because he thinks the consequence would be a stronger
reserve and fewer changes in bank rate. But a
mere change of book-keeping such as the amalgama-
tion of the two accounts would not make a half-
pennyworth of difference to the extent of the Bank's
responsibilities and its ability to meet them, and it
is on variations in these factors that movements in
bank rate are in most cases decided. On the other
hand, Lord Cunliffe and his colleagues argue that
the main effect of putting the two departments into
one would be to place deposits with the Bank of
England in the same position as regards converti-
bility into gold as is now held by the note. On this
point Sir Edward's answer is telling : " In reply to
this statement, I say that the depositors at the
present time can always get gold by drawing out
notes from the reserve and taking gold from the
Issue Department. There seems to be little differ-
ence between the depositors attacking gold direct
and attacking the gold through the notes in the
reserve. If the Bank cannot pay the notes when
demanded the whole machinery stops/' Quite so.
The notion that the holder of a Bank of England
note has now a stronger hold over the Bank's gold
than the depositor seems to be baseless. He can

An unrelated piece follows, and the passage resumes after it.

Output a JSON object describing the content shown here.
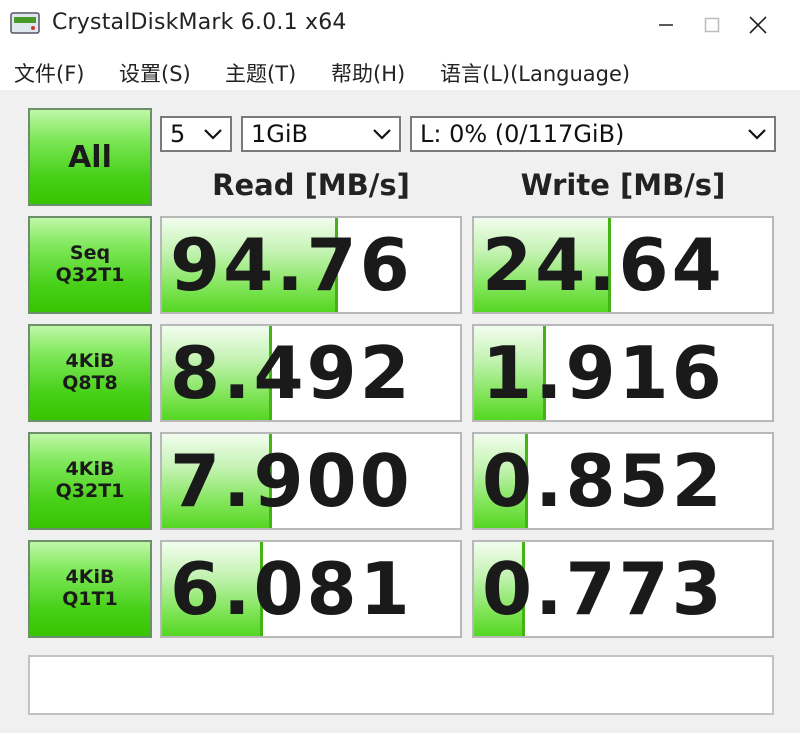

exercise his hold more quickly perhaps, though even
this is doubtful. Since banknotes are not legal
tender at the Bank of England, it is not quite clear
that the depositor would even have to take the
trouble to go first to the Banking Department for
notes and then to the Issue Department for gold.